--- Records ---

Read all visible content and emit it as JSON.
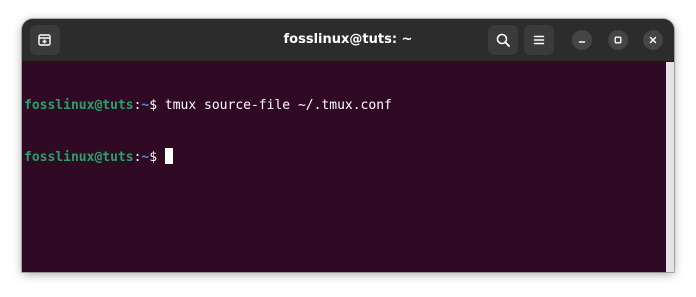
{
  "window": {
    "title": "fosslinux@tuts: ~"
  },
  "header": {
    "new_tab_icon": "new-tab-icon",
    "search_icon": "search-icon",
    "menu_icon": "hamburger-menu-icon",
    "minimize_icon": "minimize-icon",
    "maximize_icon": "maximize-icon",
    "close_icon": "close-icon"
  },
  "terminal": {
    "lines": [
      {
        "user": "fosslinux@tuts",
        "colon": ":",
        "path": "~",
        "symbol": "$ ",
        "command": "tmux source-file ~/.tmux.conf"
      },
      {
        "user": "fosslinux@tuts",
        "colon": ":",
        "path": "~",
        "symbol": "$ ",
        "command": ""
      }
    ]
  },
  "colors": {
    "background": "#300a24",
    "titlebar": "#2c2c2c",
    "prompt_user": "#26a269",
    "prompt_path": "#5a8fd6",
    "text": "#ffffff"
  }
}
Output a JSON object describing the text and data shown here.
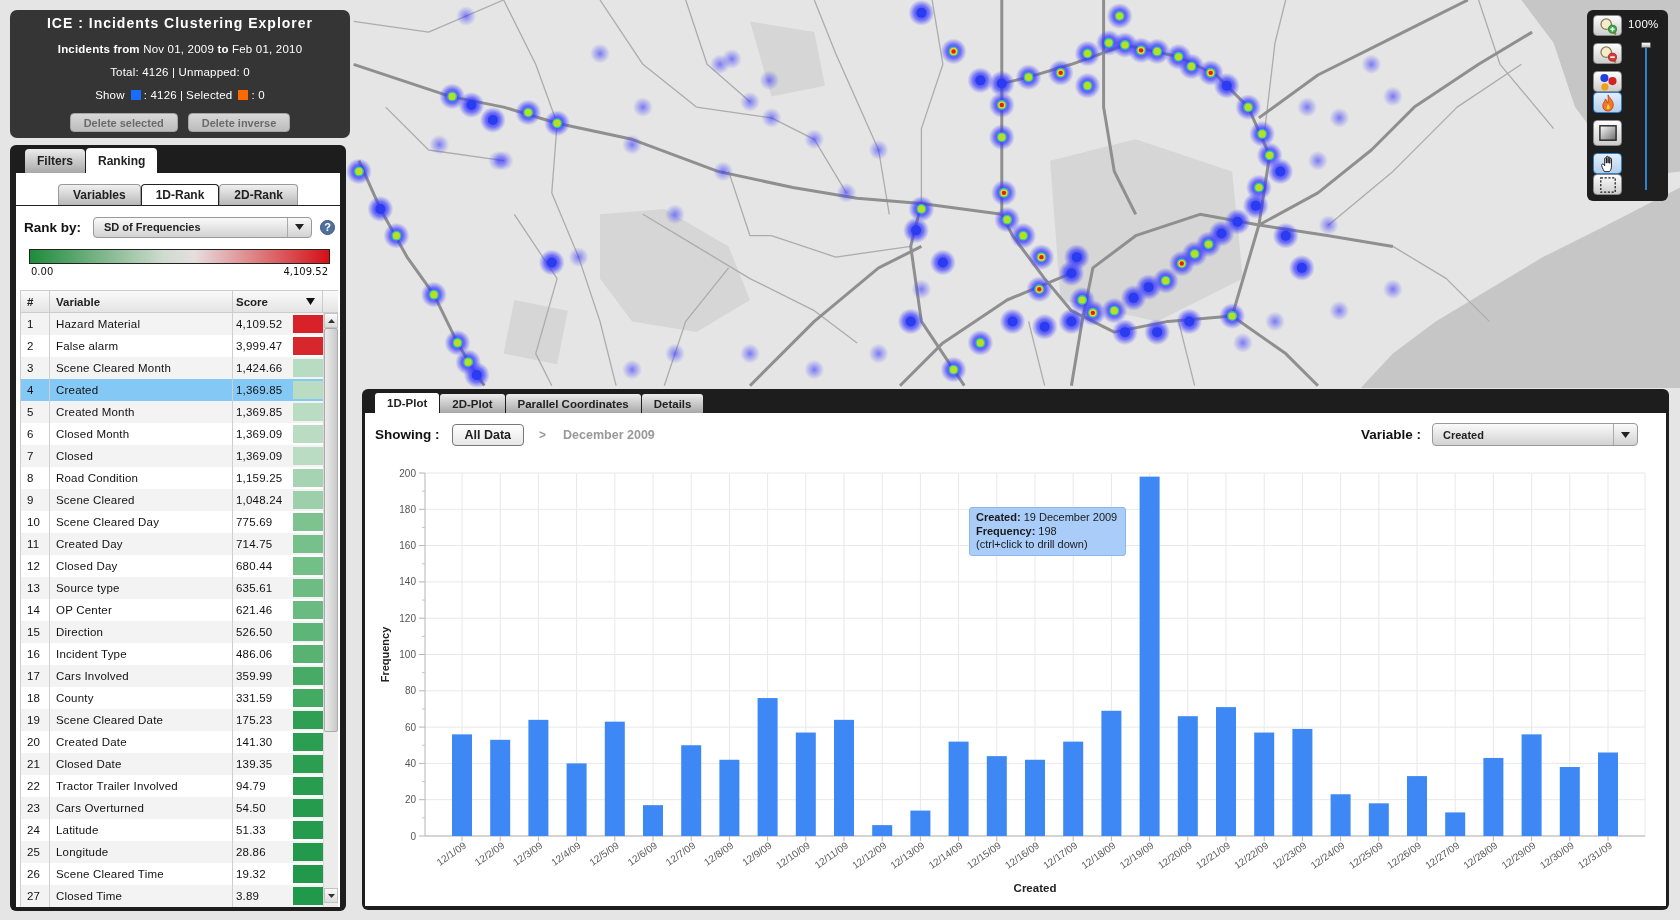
{
  "info_panel": {
    "title": "ICE : Incidents Clustering Explorer",
    "range": "**Incidents from** Nov 01, 2009 **to** Feb 01, 2010",
    "totals": "Total: 4126 | Unmapped: 0",
    "legend": [
      {
        "label": "Show",
        "color": "#1a6cff",
        "value": ": 4126"
      },
      {
        "label": "Selected",
        "color": "#ff6a00",
        "value": ": 0"
      }
    ],
    "legend_separator": "|",
    "buttons": [
      {
        "label": "Delete selected",
        "disabled": true
      },
      {
        "label": "Delete inverse",
        "disabled": true
      }
    ]
  },
  "ranking_panel": {
    "tabs": [
      {
        "label": "Filters",
        "selected": false
      },
      {
        "label": "Ranking",
        "selected": true
      }
    ],
    "subtabs": [
      {
        "label": "Variables",
        "selected": false
      },
      {
        "label": "1D-Rank",
        "selected": true
      },
      {
        "label": "2D-Rank",
        "selected": false
      }
    ],
    "rank_by": {
      "label": "Rank by:",
      "value": "SD of Frequencies",
      "help": "?"
    },
    "scale": {
      "min": "0.00",
      "max": "4,109.52"
    },
    "table": {
      "columns": [
        "#",
        "Variable",
        "Score"
      ],
      "rows": [
        {
          "rank": "1",
          "variable": "Hazard Material",
          "score": "4,109.52",
          "color": "#d7222a",
          "selected": false
        },
        {
          "rank": "2",
          "variable": "False alarm",
          "score": "3,999.47",
          "color": "#d8262d",
          "selected": false
        },
        {
          "rank": "3",
          "variable": "Scene Cleared Month",
          "score": "1,424.66",
          "color": "#b8dcc2",
          "selected": false
        },
        {
          "rank": "4",
          "variable": "Created",
          "score": "1,369.85",
          "color": "#b9dcc3",
          "selected": true
        },
        {
          "rank": "5",
          "variable": "Created Month",
          "score": "1,369.85",
          "color": "#b9dcc3",
          "selected": false
        },
        {
          "rank": "6",
          "variable": "Closed Month",
          "score": "1,369.09",
          "color": "#b9dcc3",
          "selected": false
        },
        {
          "rank": "7",
          "variable": "Closed",
          "score": "1,369.09",
          "color": "#b9dcc3",
          "selected": false
        },
        {
          "rank": "8",
          "variable": "Road Condition",
          "score": "1,159.25",
          "color": "#a6d4b2",
          "selected": false
        },
        {
          "rank": "9",
          "variable": "Scene Cleared",
          "score": "1,048.24",
          "color": "#9dd0aa",
          "selected": false
        },
        {
          "rank": "10",
          "variable": "Scene Cleared Day",
          "score": "775.69",
          "color": "#7cc38f",
          "selected": false
        },
        {
          "rank": "11",
          "variable": "Created Day",
          "score": "714.75",
          "color": "#76c18b",
          "selected": false
        },
        {
          "rank": "12",
          "variable": "Closed Day",
          "score": "680.44",
          "color": "#72bf87",
          "selected": false
        },
        {
          "rank": "13",
          "variable": "Source type",
          "score": "635.61",
          "color": "#6cbc83",
          "selected": false
        },
        {
          "rank": "14",
          "variable": "OP Center",
          "score": "621.46",
          "color": "#6abb81",
          "selected": false
        },
        {
          "rank": "15",
          "variable": "Direction",
          "score": "526.50",
          "color": "#5db577",
          "selected": false
        },
        {
          "rank": "16",
          "variable": "Incident Type",
          "score": "486.06",
          "color": "#58b373",
          "selected": false
        },
        {
          "rank": "17",
          "variable": "Cars Involved",
          "score": "359.99",
          "color": "#47ab65",
          "selected": false
        },
        {
          "rank": "18",
          "variable": "County",
          "score": "331.59",
          "color": "#43aa62",
          "selected": false
        },
        {
          "rank": "19",
          "variable": "Scene Cleared Date",
          "score": "175.23",
          "color": "#2f9f54",
          "selected": false
        },
        {
          "rank": "20",
          "variable": "Created Date",
          "score": "141.30",
          "color": "#2c9e52",
          "selected": false
        },
        {
          "rank": "21",
          "variable": "Closed Date",
          "score": "139.35",
          "color": "#2c9e52",
          "selected": false
        },
        {
          "rank": "22",
          "variable": "Tractor Trailer Involved",
          "score": "94.79",
          "color": "#289c4f",
          "selected": false
        },
        {
          "rank": "23",
          "variable": "Cars Overturned",
          "score": "54.50",
          "color": "#259b4d",
          "selected": false
        },
        {
          "rank": "24",
          "variable": "Latitude",
          "score": "51.33",
          "color": "#259b4d",
          "selected": false
        },
        {
          "rank": "25",
          "variable": "Longitude",
          "score": "28.86",
          "color": "#239a4b",
          "selected": false
        },
        {
          "rank": "26",
          "variable": "Scene Cleared Time",
          "score": "19.32",
          "color": "#22994a",
          "selected": false
        },
        {
          "rank": "27",
          "variable": "Closed Time",
          "score": "3.89",
          "color": "#21994a",
          "selected": false
        }
      ]
    }
  },
  "plot_panel": {
    "tabs": [
      {
        "label": "1D-Plot",
        "selected": true
      },
      {
        "label": "2D-Plot",
        "selected": false
      },
      {
        "label": "Parallel Coordinates",
        "selected": false
      },
      {
        "label": "Details",
        "selected": false
      }
    ],
    "showing": {
      "label": "Showing :",
      "root": "All Data",
      "separator": ">",
      "current": "December 2009"
    },
    "variable": {
      "label": "Variable :",
      "value": "Created"
    },
    "chart_data": {
      "type": "bar",
      "xlabel": "Created",
      "ylabel": "Frequency",
      "categories": [
        "12/1/09",
        "12/2/09",
        "12/3/09",
        "12/4/09",
        "12/5/09",
        "12/6/09",
        "12/7/09",
        "12/8/09",
        "12/9/09",
        "12/10/09",
        "12/11/09",
        "12/12/09",
        "12/13/09",
        "12/14/09",
        "12/15/09",
        "12/16/09",
        "12/17/09",
        "12/18/09",
        "12/19/09",
        "12/20/09",
        "12/21/09",
        "12/22/09",
        "12/23/09",
        "12/24/09",
        "12/25/09",
        "12/26/09",
        "12/27/09",
        "12/28/09",
        "12/29/09",
        "12/30/09",
        "12/31/09"
      ],
      "values": [
        56,
        53,
        64,
        40,
        63,
        17,
        50,
        42,
        76,
        57,
        64,
        6,
        14,
        52,
        44,
        42,
        52,
        69,
        198,
        66,
        71,
        57,
        59,
        23,
        18,
        33,
        13,
        43,
        56,
        38,
        46
      ],
      "ylim": [
        0,
        200
      ],
      "yticks": [
        0,
        20,
        40,
        60,
        80,
        100,
        120,
        140,
        160,
        180,
        200
      ],
      "grid": true
    },
    "tooltip": {
      "lines": [
        "**Created:** 19 December 2009",
        "**Frequency:** 198",
        "(ctrl+click to drill down)"
      ]
    }
  },
  "map_tools": {
    "groups": [
      {
        "tools": [
          {
            "kind": "zoom-in",
            "selected": false
          }
        ]
      },
      {
        "tools": [
          {
            "kind": "zoom-out",
            "selected": false
          }
        ]
      },
      {
        "tools": [
          {
            "kind": "dots",
            "selected": false
          },
          {
            "kind": "flame",
            "selected": true
          }
        ]
      },
      {
        "tools": [
          {
            "kind": "gradient",
            "selected": false
          }
        ]
      },
      {
        "tools": [
          {
            "kind": "hand",
            "selected": true
          },
          {
            "kind": "select",
            "selected": false
          }
        ]
      }
    ],
    "zoom": {
      "label": "100%",
      "level": 1
    }
  }
}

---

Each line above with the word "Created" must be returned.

          "variable": "Created",
          "variable": "Created Month",
          "variable": "Created Day",
          "variable": "Created Date",
      "value": "Created"
      "xlabel": "Created",
        "**Created:** 19 December 2009",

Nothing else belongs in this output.